TRY IT
All the lines below need retyping exactly, apart from the images.

[Component data from apps and pages]
· · · · ·
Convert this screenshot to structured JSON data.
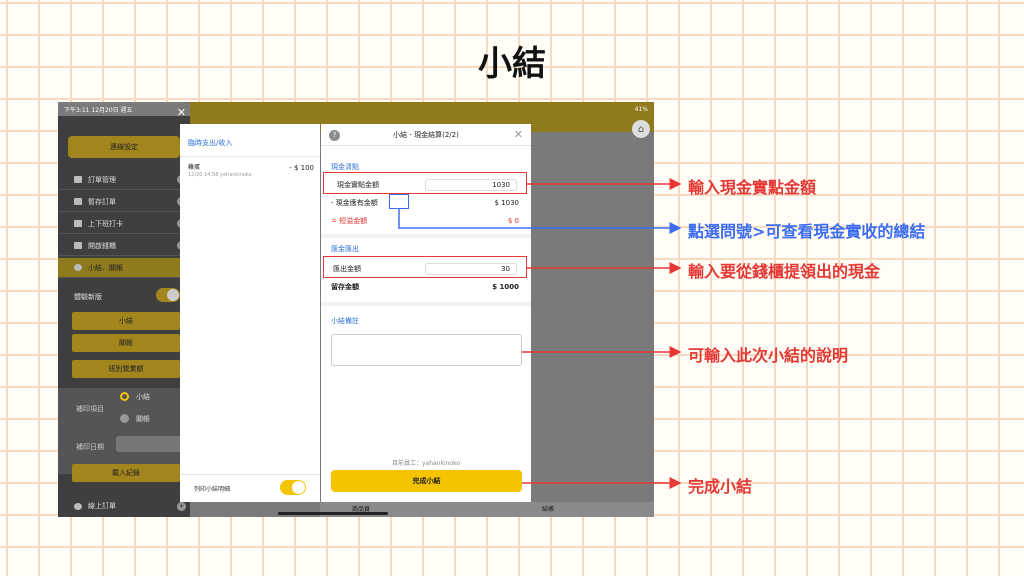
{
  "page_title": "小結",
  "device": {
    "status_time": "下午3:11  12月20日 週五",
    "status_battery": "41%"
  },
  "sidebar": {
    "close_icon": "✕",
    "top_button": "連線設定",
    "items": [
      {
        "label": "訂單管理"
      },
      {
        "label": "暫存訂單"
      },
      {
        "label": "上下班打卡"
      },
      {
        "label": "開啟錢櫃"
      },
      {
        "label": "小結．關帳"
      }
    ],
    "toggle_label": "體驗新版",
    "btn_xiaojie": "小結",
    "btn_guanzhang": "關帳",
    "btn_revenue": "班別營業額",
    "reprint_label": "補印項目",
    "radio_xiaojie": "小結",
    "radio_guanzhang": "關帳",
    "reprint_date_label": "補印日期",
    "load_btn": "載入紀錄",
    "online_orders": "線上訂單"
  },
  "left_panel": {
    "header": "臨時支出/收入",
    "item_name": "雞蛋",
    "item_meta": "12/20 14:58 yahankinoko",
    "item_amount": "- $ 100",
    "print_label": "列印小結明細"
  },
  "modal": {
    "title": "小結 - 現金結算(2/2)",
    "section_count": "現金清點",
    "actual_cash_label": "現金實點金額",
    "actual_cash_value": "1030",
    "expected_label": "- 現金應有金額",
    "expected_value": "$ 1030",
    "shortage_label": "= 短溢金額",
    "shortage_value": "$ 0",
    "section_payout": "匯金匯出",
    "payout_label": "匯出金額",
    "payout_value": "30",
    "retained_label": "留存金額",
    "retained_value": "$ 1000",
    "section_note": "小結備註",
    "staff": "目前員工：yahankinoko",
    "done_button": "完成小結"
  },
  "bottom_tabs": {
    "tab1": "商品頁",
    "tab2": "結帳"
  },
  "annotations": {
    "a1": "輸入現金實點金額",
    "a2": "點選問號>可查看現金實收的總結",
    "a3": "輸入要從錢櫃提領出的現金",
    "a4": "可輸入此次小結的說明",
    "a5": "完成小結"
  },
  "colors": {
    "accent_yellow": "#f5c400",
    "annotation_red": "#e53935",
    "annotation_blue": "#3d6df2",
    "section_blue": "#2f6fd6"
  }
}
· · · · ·
OUTPUT FOR THIS TASK
Convert this screenshot to structured JSON data.
{
  "page_title": "小結",
  "device": {
    "status_time": "下午3:11  12月20日 週五",
    "status_battery": "41%"
  },
  "sidebar": {
    "close_icon": "✕",
    "top_button": "連線設定",
    "items": [
      {
        "label": "訂單管理"
      },
      {
        "label": "暫存訂單"
      },
      {
        "label": "上下班打卡"
      },
      {
        "label": "開啟錢櫃"
      },
      {
        "label": "小結．關帳"
      }
    ],
    "toggle_label": "體驗新版",
    "btn_xiaojie": "小結",
    "btn_guanzhang": "關帳",
    "btn_revenue": "班別營業額",
    "reprint_label": "補印項目",
    "radio_xiaojie": "小結",
    "radio_guanzhang": "關帳",
    "reprint_date_label": "補印日期",
    "load_btn": "載入紀錄",
    "online_orders": "線上訂單"
  },
  "left_panel": {
    "header": "臨時支出/收入",
    "item_name": "雞蛋",
    "item_meta": "12/20 14:58 yahankinoko",
    "item_amount": "- $ 100",
    "print_label": "列印小結明細"
  },
  "modal": {
    "title": "小結 - 現金結算(2/2)",
    "section_count": "現金清點",
    "actual_cash_label": "現金實點金額",
    "actual_cash_value": "1030",
    "expected_label": "- 現金應有金額",
    "expected_value": "$ 1030",
    "shortage_label": "= 短溢金額",
    "shortage_value": "$ 0",
    "section_payout": "匯金匯出",
    "payout_label": "匯出金額",
    "payout_value": "30",
    "retained_label": "留存金額",
    "retained_value": "$ 1000",
    "section_note": "小結備註",
    "staff": "目前員工：yahankinoko",
    "done_button": "完成小結"
  },
  "bottom_tabs": {
    "tab1": "商品頁",
    "tab2": "結帳"
  },
  "annotations": {
    "a1": "輸入現金實點金額",
    "a2": "點選問號>可查看現金實收的總結",
    "a3": "輸入要從錢櫃提領出的現金",
    "a4": "可輸入此次小結的說明",
    "a5": "完成小結"
  },
  "colors": {
    "accent_yellow": "#f5c400",
    "annotation_red": "#e53935",
    "annotation_blue": "#3d6df2",
    "section_blue": "#2f6fd6"
  }
}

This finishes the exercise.